  • Driver

    2 out of the 25 businesses continued off hour deliveries? That doesn’t sound like it worked out too well. Off hour deliveries are easier to make, but can be a burden for the businesses receiving the deliveries, particularly if only some of the deliveries are received during off hours. Having two receiving shifts is definitely more costly than having only one during the day. There is also a noise problem in neighborhoods that have mixed residential and commercial, which is much of Manhattan. Trucks and delivery operations are inherently noisy, and generate complaints. I make some off hour deliveries, and have have several businesses put an end to overnight deliveries because of neighbor complaints.

  • carma

    how about hours like 8PM –> midnight. i agree after midnight would be a burden, but most businesses in ny are still open well after 8PM.

  • Speed limits are set by whatever 85% of drivers are doing (everywhere outside NYC).

    Why not set all laws that way?

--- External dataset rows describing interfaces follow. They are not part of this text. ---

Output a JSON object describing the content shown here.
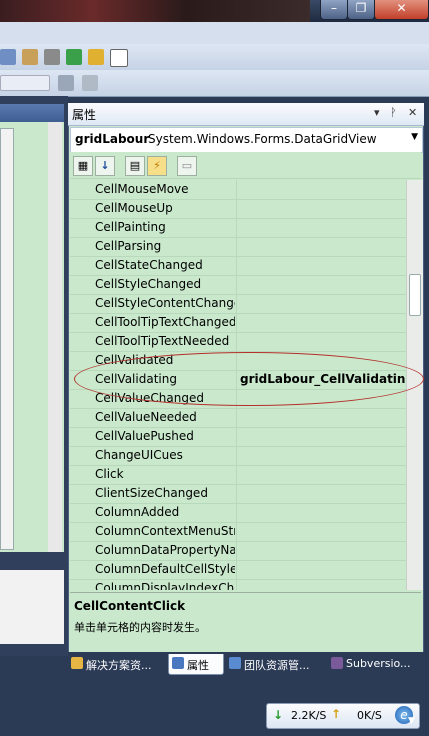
{
  "window": {
    "minimize_glyph": "–",
    "maximize_glyph": "❐",
    "close_glyph": "✕"
  },
  "properties_panel": {
    "title": "属性",
    "pin_glyph": "▾",
    "autohide_glyph": "ᚹ",
    "close_glyph": "✕",
    "object_name": "gridLabour",
    "object_type": "System.Windows.Forms.DataGridView",
    "dropdown_glyph": "▼",
    "toolbar": {
      "categorized_glyph": "▦",
      "alphabetical_glyph": "↓",
      "properties_glyph": "▤",
      "events_glyph": "⚡",
      "pages_glyph": "▭"
    },
    "rows": [
      {
        "name": "CellMouseMove",
        "value": ""
      },
      {
        "name": "CellMouseUp",
        "value": ""
      },
      {
        "name": "CellPainting",
        "value": ""
      },
      {
        "name": "CellParsing",
        "value": ""
      },
      {
        "name": "CellStateChanged",
        "value": ""
      },
      {
        "name": "CellStyleChanged",
        "value": ""
      },
      {
        "name": "CellStyleContentChanged",
        "value": ""
      },
      {
        "name": "CellToolTipTextChanged",
        "value": ""
      },
      {
        "name": "CellToolTipTextNeeded",
        "value": ""
      },
      {
        "name": "CellValidated",
        "value": ""
      },
      {
        "name": "CellValidating",
        "value": "gridLabour_CellValidating"
      },
      {
        "name": "CellValueChanged",
        "value": ""
      },
      {
        "name": "CellValueNeeded",
        "value": ""
      },
      {
        "name": "CellValuePushed",
        "value": ""
      },
      {
        "name": "ChangeUICues",
        "value": ""
      },
      {
        "name": "Click",
        "value": ""
      },
      {
        "name": "ClientSizeChanged",
        "value": ""
      },
      {
        "name": "ColumnAdded",
        "value": ""
      },
      {
        "name": "ColumnContextMenuStripChanged",
        "value": ""
      },
      {
        "name": "ColumnDataPropertyNameChanged",
        "value": ""
      },
      {
        "name": "ColumnDefaultCellStyleChanged",
        "value": ""
      },
      {
        "name": "ColumnDisplayIndexChanged",
        "value": ""
      }
    ],
    "description_title": "CellContentClick",
    "description_text": "单击单元格的内容时发生。"
  },
  "tabs": [
    {
      "label": "解决方案资...",
      "active": false,
      "icon_color": "#e6b544"
    },
    {
      "label": "属性",
      "active": true,
      "icon_color": "#4a78c0"
    },
    {
      "label": "团队资源管...",
      "active": false,
      "icon_color": "#5a8ad0"
    },
    {
      "label": "Subversio...",
      "active": false,
      "icon_color": "#7a5a9a"
    }
  ],
  "status": {
    "download_speed": "2.2K/S",
    "upload_speed": "0K/S",
    "download_glyph": "↓",
    "upload_glyph": "↑",
    "ie_glyph": "e",
    "expand_glyph": "▼"
  },
  "colors": {
    "panel_bg": "#c9e8cc",
    "highlight_ellipse": "#b5302a"
  }
}
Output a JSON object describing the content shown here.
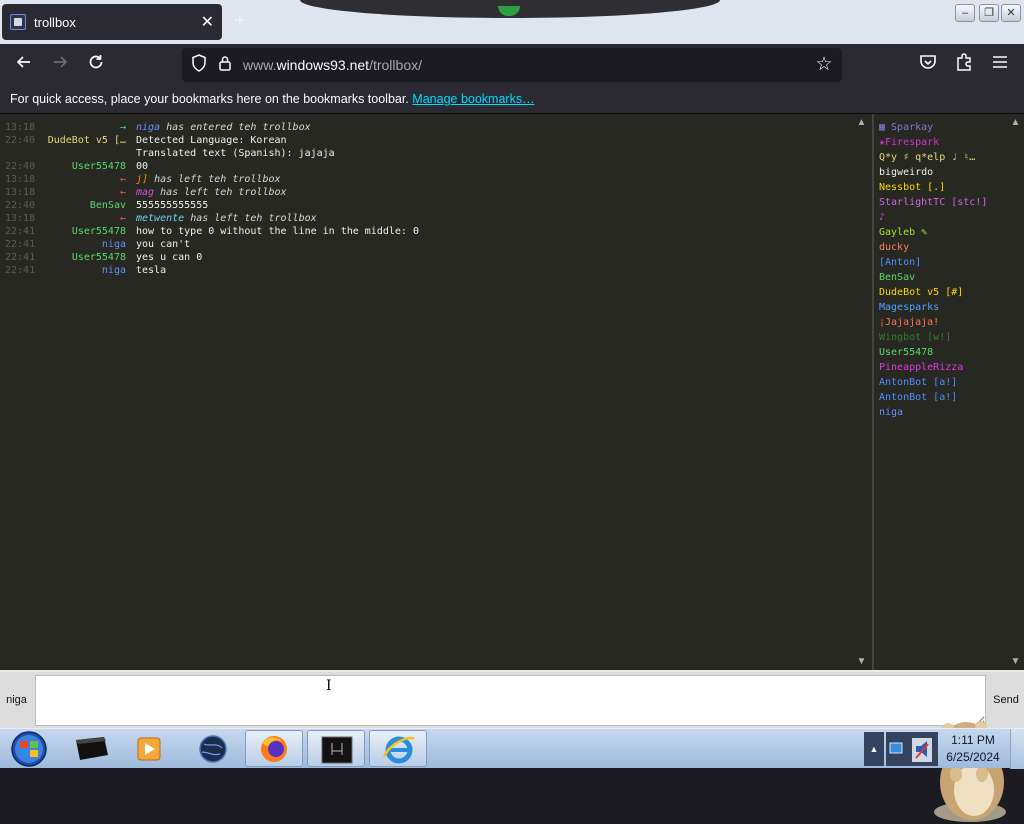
{
  "browser": {
    "tab_title": "trollbox",
    "new_tab": "+",
    "url_prefix": "www.",
    "url_host": "windows93.net",
    "url_path": "/trollbox/",
    "bookmarks_message": "For quick access, place your bookmarks here on the bookmarks toolbar.",
    "bookmarks_link": "Manage bookmarks…"
  },
  "messages": [
    {
      "time": "13:18",
      "nick": "→",
      "nick_color": "#5bd96a",
      "text": "has entered teh trollbox",
      "ref": "niga",
      "ref_color": "#6b8cff",
      "system": true
    },
    {
      "time": "22:40",
      "nick": "DudeBot v5 […",
      "nick_color": "#e6db74",
      "text": "Detected Language: Korean",
      "system": false
    },
    {
      "time": "",
      "nick": "",
      "nick_color": "#e6db74",
      "text": "Translated text (Spanish): jajaja",
      "system": false
    },
    {
      "time": "22:40",
      "nick": "User55478",
      "nick_color": "#5bd96a",
      "text": "00",
      "system": false
    },
    {
      "time": "13:18",
      "nick": "←",
      "nick_color": "#ff5555",
      "text": "has left teh trollbox",
      "ref": "j]",
      "ref_color": "#ff8c00",
      "system": true
    },
    {
      "time": "13:18",
      "nick": "←",
      "nick_color": "#ff5555",
      "text": "has left teh trollbox",
      "ref": "mag",
      "ref_color": "#d54fd5",
      "system": true
    },
    {
      "time": "22:40",
      "nick": "BenSav",
      "nick_color": "#5bd96a",
      "text": "555555555555",
      "system": false
    },
    {
      "time": "13:18",
      "nick": "←",
      "nick_color": "#ff5555",
      "text": "has left teh trollbox",
      "ref": "metwente",
      "ref_color": "#66d9ef",
      "system": true
    },
    {
      "time": "22:41",
      "nick": "User55478",
      "nick_color": "#5bd96a",
      "text": "how to type 0 without the line in the middle: 0",
      "system": false
    },
    {
      "time": "22:41",
      "nick": "niga",
      "nick_color": "#6b8cff",
      "text": "you can't",
      "system": false
    },
    {
      "time": "22:41",
      "nick": "User55478",
      "nick_color": "#5bd96a",
      "text": "yes u can 0",
      "system": false
    },
    {
      "time": "22:41",
      "nick": "niga",
      "nick_color": "#6b8cff",
      "text": "tesla",
      "system": false
    }
  ],
  "users": [
    {
      "name": "▦ Sparkay",
      "color": "#7d7ad6"
    },
    {
      "name": "★Firespark",
      "color": "#d433d4"
    },
    {
      "name": "Q*y ♯ q*elp ♩ ♮…",
      "color": "#e6db74"
    },
    {
      "name": "bigweirdo",
      "color": "#f0f0ea"
    },
    {
      "name": "Nessbot [.]",
      "color": "#ffd700"
    },
    {
      "name": "StarlightTC [stc!]",
      "color": "#c86ad8"
    },
    {
      "name": "♪",
      "color": "#b452c8"
    },
    {
      "name": "Gayleb ✎",
      "color": "#a6e22e"
    },
    {
      "name": "ducky",
      "color": "#ff7d5e"
    },
    {
      "name": "[Anton]",
      "color": "#4f8dff"
    },
    {
      "name": "BenSav",
      "color": "#5bd96a"
    },
    {
      "name": "DudeBot v5 [#]",
      "color": "#ffd700"
    },
    {
      "name": "Magesparks",
      "color": "#4fa3ff"
    },
    {
      "name": "¡Jajajaja!",
      "color": "#ff6f61"
    },
    {
      "name": "Wingbot [w!]",
      "color": "#2f7a2f"
    },
    {
      "name": "User55478",
      "color": "#5bd96a"
    },
    {
      "name": "PineappleRizza",
      "color": "#e03adf"
    },
    {
      "name": "AntonBot [a!]",
      "color": "#4f8dff"
    },
    {
      "name": "AntonBot [a!]",
      "color": "#4f8dff"
    },
    {
      "name": "niga",
      "color": "#6b8cff"
    }
  ],
  "sendbar": {
    "nick": "niga",
    "input_value": "",
    "send_label": "Send"
  },
  "taskbar": {
    "time": "1:11 PM",
    "date": "6/25/2024"
  }
}
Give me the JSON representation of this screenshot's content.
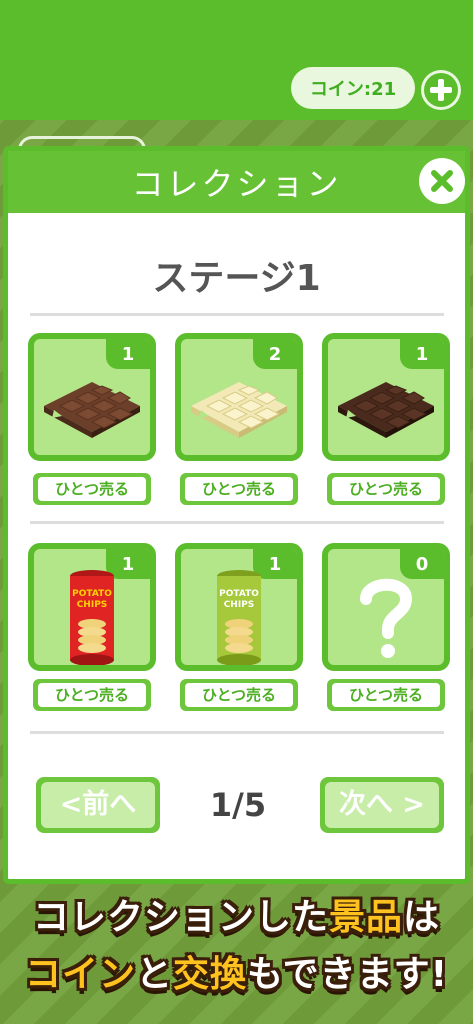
{
  "header": {
    "coin_label": "コイン:21",
    "add_coin_icon": "plus-circle-icon"
  },
  "dialog": {
    "title": "コレクション",
    "close_icon": "close-icon",
    "stage_title": "ステージ1",
    "items": [
      {
        "name": "milk-chocolate",
        "count": "1",
        "icon": "milk-chocolate-bar-icon",
        "sell_label": "ひとつ売る"
      },
      {
        "name": "white-chocolate",
        "count": "2",
        "icon": "white-chocolate-bar-icon",
        "sell_label": "ひとつ売る"
      },
      {
        "name": "dark-chocolate",
        "count": "1",
        "icon": "dark-chocolate-bar-icon",
        "sell_label": "ひとつ売る"
      },
      {
        "name": "potato-chips-red",
        "count": "1",
        "icon": "potato-chips-red-can-icon",
        "sell_label": "ひとつ売る",
        "can_text_1": "POTATO",
        "can_text_2": "CHIPS"
      },
      {
        "name": "potato-chips-green",
        "count": "1",
        "icon": "potato-chips-green-can-icon",
        "sell_label": "ひとつ売る",
        "can_text_1": "POTATO",
        "can_text_2": "CHIPS"
      },
      {
        "name": "unknown",
        "count": "0",
        "icon": "question-mark-icon",
        "sell_label": "ひとつ売る"
      }
    ],
    "prev_label": "<前へ",
    "page_indicator": "1/5",
    "next_label": "次へ >"
  },
  "banner": {
    "line1_a": "コレクションした",
    "line1_b": "景品",
    "line1_c": "は",
    "line2_a": "コイン",
    "line2_b": "と",
    "line2_c": "交換",
    "line2_d": "もできます!"
  },
  "colors": {
    "primary_green": "#5bbd2b",
    "slot_bg": "#b2e689",
    "banner_highlight": "#ffc21e"
  }
}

If 85% of cyclists dont stop, then the law should be changed.

    Thats engineering logic after all

  • Driver

    Right, but you need a full working shift for it to work. 5 pm to 1 am or 7 pm to 3 am are horrendous hours for anyone to live and work. Sure some do it, but it is not for everyone, as trying to maintain any kind of family or social life with those hours is beyond difficult.